O Lord Gimme Shelter. The Stones sang of Apocalypse Right Now. The center could no longer hold. Every musician for himself – or herself. Even the harmonica has a death rattle. And singing backup was Merry Clayton. On her own among the most satanic of lyrics – “Rape, murder! / It's just a shot away/ It's just a shot away.”

She holds on tight for the first two shrieking invocations. But as she approaches for a final time, at three minutes into the song, something happens. Something no one, not even Merry, was prepared for or has been able to repeat in the same way — and never will. That’s the solitude of true magic.

Alone and abandoned, she takes war and rape and murder and poverty and riots and racism and blasts it all into a howling jet stream scream, mainlining out into darkness.

And her voice — that has held on for dear life until now — gives up the ghost. It's too much for one of us, let alone a nation, and the voice cracks on ‘murder’, and in doing so, releases an eternal, auditory bookend to that most confusing of times, an almost inhuman plea of frustration, that we must go beyond our flesh — but cannot. We just can't.We have limits.

Listen carefully at that moment and you can hear Jagger call out in shock – because he knows it can never get better – or worse – than this. And it never did.

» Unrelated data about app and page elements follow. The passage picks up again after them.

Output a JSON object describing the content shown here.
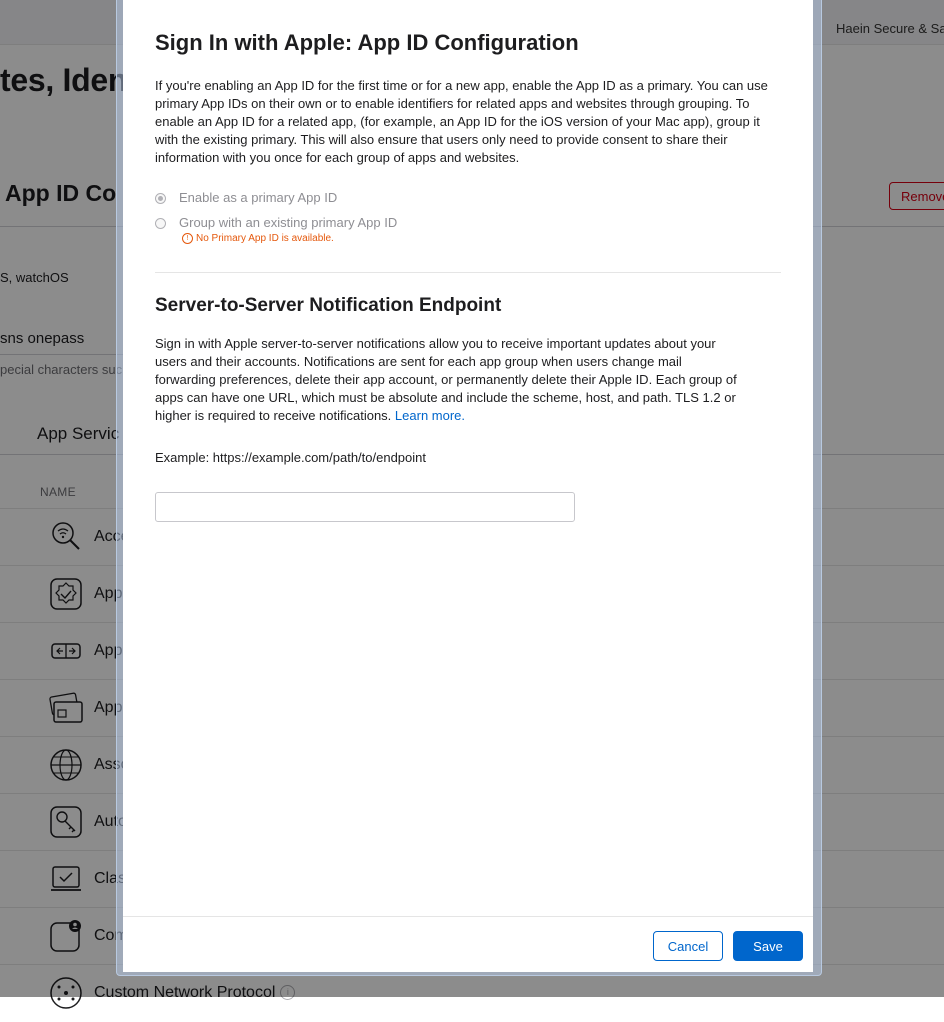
{
  "header": {
    "team_name": "Haein Secure & Sa"
  },
  "page": {
    "title": "tes, Iden",
    "section_title": "App ID Co",
    "remove_label": "Remove",
    "platforms": "S, watchOS",
    "description_value": "sns onepass",
    "description_hint": "pecial characters suc",
    "services_tab": "App Servic",
    "name_column": "NAME",
    "capabilities": [
      {
        "label": "Acce",
        "icon": "wifi-search-icon"
      },
      {
        "label": "Appe",
        "icon": "badge-check-icon"
      },
      {
        "label": "Appe",
        "icon": "app-groups-icon"
      },
      {
        "label": "Appe",
        "icon": "wallet-card-icon"
      },
      {
        "label": "Asso",
        "icon": "globe-icon"
      },
      {
        "label": "Auto",
        "icon": "autofill-key-icon"
      },
      {
        "label": "Clas",
        "icon": "classkit-icon"
      },
      {
        "label": "Com",
        "icon": "communication-icon"
      },
      {
        "label": "Custom Network Protocol",
        "icon": "network-protocol-icon"
      }
    ]
  },
  "modal": {
    "title": "Sign In with Apple: App ID Configuration",
    "intro": "If you're enabling an App ID for the first time or for a new app, enable the App ID as a primary. You can use primary App IDs on their own or to enable identifiers for related apps and websites through grouping. To enable an App ID for a related app, (for example, an App ID for the iOS version of your Mac app), group it with the existing primary. This will also ensure that users only need to provide consent to share their information with you once for each group of apps and websites.",
    "option_primary": "Enable as a primary App ID",
    "option_group": "Group with an existing primary App ID",
    "warning": "No Primary App ID is available.",
    "server_title": "Server-to-Server Notification Endpoint",
    "server_text": "Sign in with Apple server-to-server notifications allow you to receive important updates about your users and their accounts. Notifications are sent for each app group when users change mail forwarding preferences, delete their app account, or permanently delete their Apple ID. Each group of apps can have one URL, which must be absolute and include the scheme, host, and path. TLS 1.2 or higher is required to receive notifications.",
    "learn_more": "Learn more.",
    "example": "Example: https://example.com/path/to/endpoint",
    "endpoint_value": "",
    "cancel_label": "Cancel",
    "save_label": "Save"
  },
  "colors": {
    "accent": "#0066cc",
    "warning": "#e5580c",
    "danger": "#d70015"
  }
}
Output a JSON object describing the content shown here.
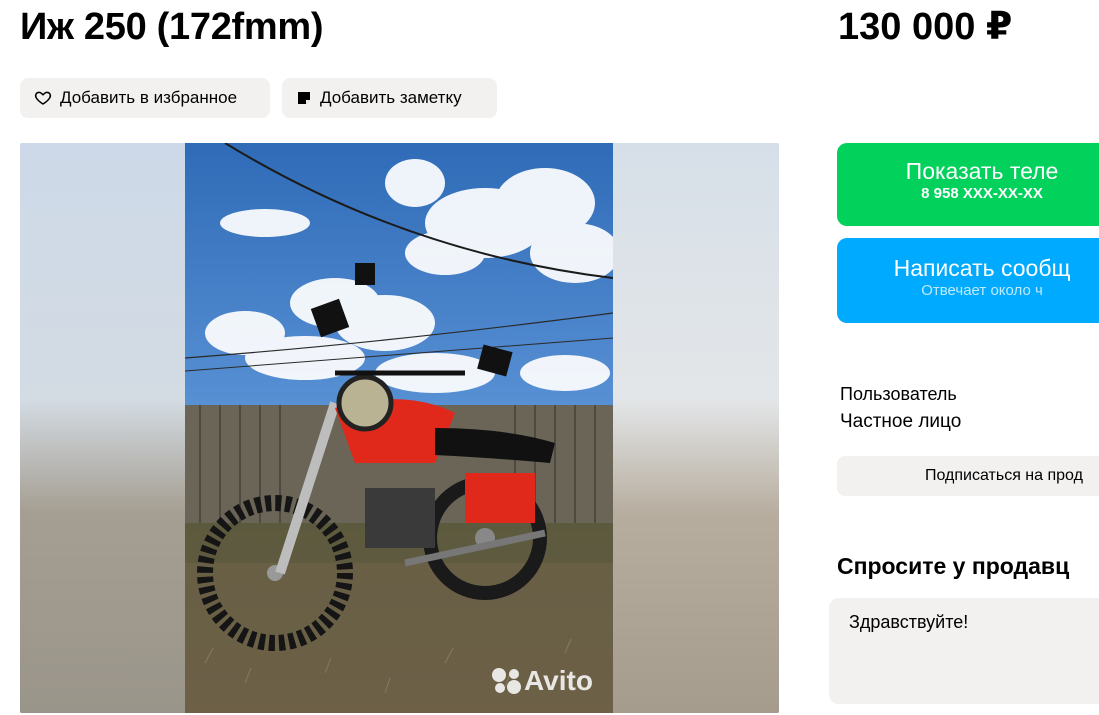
{
  "listing": {
    "title": "Иж 250 (172fmm)",
    "price": "130 000 ₽"
  },
  "actions": {
    "favorite_label": "Добавить в избранное",
    "note_label": "Добавить заметку"
  },
  "gallery": {
    "watermark": "Avito"
  },
  "contact": {
    "phone_label": "Показать теле",
    "phone_masked": "8 958 XXX-XX-XX",
    "message_label": "Написать сообщ",
    "message_sub": "Отвечает около ч"
  },
  "seller": {
    "role": "Пользователь",
    "type": "Частное лицо",
    "subscribe_label": "Подписаться на прод"
  },
  "ask": {
    "heading": "Спросите у продавц",
    "message_value": "Здравствуйте!"
  },
  "colors": {
    "phone_button": "#02d15c",
    "message_button": "#00aaff",
    "neutral_button": "#f2f1f0"
  }
}
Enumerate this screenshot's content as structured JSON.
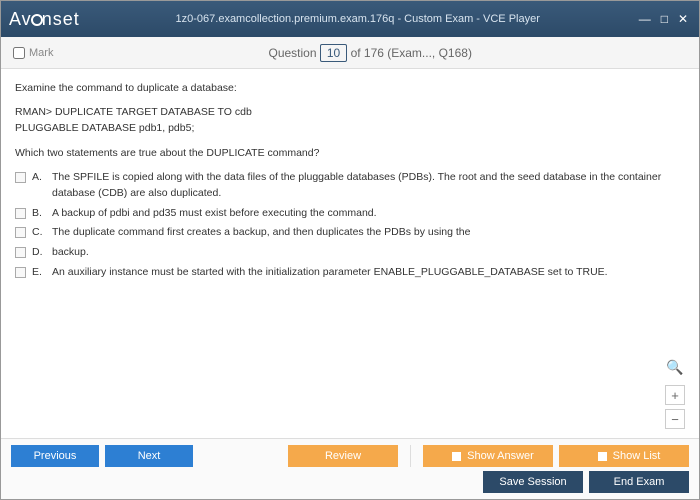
{
  "titlebar": {
    "logo_text": "Avanset",
    "title": "1z0-067.examcollection.premium.exam.176q - Custom Exam - VCE Player"
  },
  "subheader": {
    "mark_label": "Mark",
    "question_prefix": "Question",
    "question_num": "10",
    "question_suffix": "of 176 (Exam..., Q168)"
  },
  "content": {
    "intro": "Examine the command to duplicate a database:",
    "cmd1": "RMAN> DUPLICATE TARGET DATABASE TO cdb",
    "cmd2": "PLUGGABLE DATABASE pdb1, pdb5;",
    "prompt": "Which two statements are true about the DUPLICATE command?"
  },
  "answers": [
    {
      "letter": "A.",
      "text": "The SPFILE is copied along with the data files of the pluggable databases (PDBs). The root and the seed database in the container database (CDB) are also duplicated."
    },
    {
      "letter": "B.",
      "text": "A backup of pdbi and pd35 must exist before executing the command."
    },
    {
      "letter": "C.",
      "text": "The duplicate command first creates a backup, and then duplicates the PDBs by using the"
    },
    {
      "letter": "D.",
      "text": "backup."
    },
    {
      "letter": "E.",
      "text": "An auxiliary instance must be started with the initialization parameter ENABLE_PLUGGABLE_DATABASE set to TRUE."
    }
  ],
  "footer": {
    "previous": "Previous",
    "next": "Next",
    "review": "Review",
    "show_answer": "Show Answer",
    "show_list": "Show List",
    "save_session": "Save Session",
    "end_exam": "End Exam"
  }
}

We’re told “[Merry] suffered a miscarriage upon returning home, attributed by some sources to the strain involved in reaching the highest notes.1

Let’s hope instead that the scream was heard by a slumbering god, hidden in a celestial cave who awoke uncertain of himself, confused by a dream about beautiful dolls he'd made long ago that were now singing in their chains like the sea.

1‘Gimme Shelter’ Wikipedia

Thursday, January 3, 2013

Au Revoir Playboys of the Western World

Hefner - the only man able to prosper as a playboy

A playboy — as conceived by publisher Hugh Hefner — owes much to 1950s America, the decade of his birth. No matter how many times Hefner tried to reboot his pipe-smoking Lothario into a more contemporary milieu, it didn’t really work. His jazz-swinging, cocktail-swirling bon vivant had nothing to do with the 60s counter-culture. He just wasn't cool.

And the disco-era was too dumbed-down for a guy who grooved on space-age vibes, Lenny Bruce and Stan Getz. The Playboy clubs became a kitschy anachronism and finally hit the wall. Eventually, Hef’s priapic creature lumbered into bed with soft porn, gobbled a Viagra, and then did it for the Gipper.

Rubirosa: Human pepper grinder
Post-WW II, real life playboys, as typified by Portfirio Rubirosa and Gunter Sachs, managed to rat-pack their way from the lizard lounges to the Whiskey-A-Go-Goes, and along the way learned how to stuff a wild bikini. But pop critics dismissed them as Euro-Trash, living off the avails of rich wives/girlfriends, or, in Gunter’s case, a substantial inheritance.

Gunter and B. Bardot (his wife)
So the playboy of the western world was forced to live with the Undead of Monaco and Vegas and Gstaad or any of those places that Peter Sarstedt knocked off in Where Do You Go to My Lovely – the ultimate anti-playboy/girl anthem.

In the end, following an all-night party in July 1965, Portfirio ran his Ferrari 250 GT into a tree in Paris, and violently removed himself from an era that was gearing up for Monterrey Pop. As for Gunter, he somehow made it to 2011, and then ended in suicide.

But those are just two high profile swingin’ guys. Millions of playboys got strangled by their own silk ascots, weighed under by their Peter-Lawford-sized sideburns, washing up on Malibu Beach, gamely clutching an Old Fashioned or Bloody Mary, gasping for one last listen to Herb Albert’s Whipped Cream LP.

Swingin' Guys...Swingin' Gals
And the pretty young girls who danced beneath the diamond sky, over the white sand, were too busy humming The Jefferson Airplane to even notice the tired mad men of yesteryear, now rolling in the waves, to be pulled out to sea.

Through it all, Hefner, clad only in pajamas and slippers, pads on, in a hermetically-sealed, time-resistant Miss Havisham biosphere, Vampire Number One, indestructible, and surely given to celebrating the colossal irony that the only man ever able to truly live as a playboy — and flourish — is Hugh Hefner.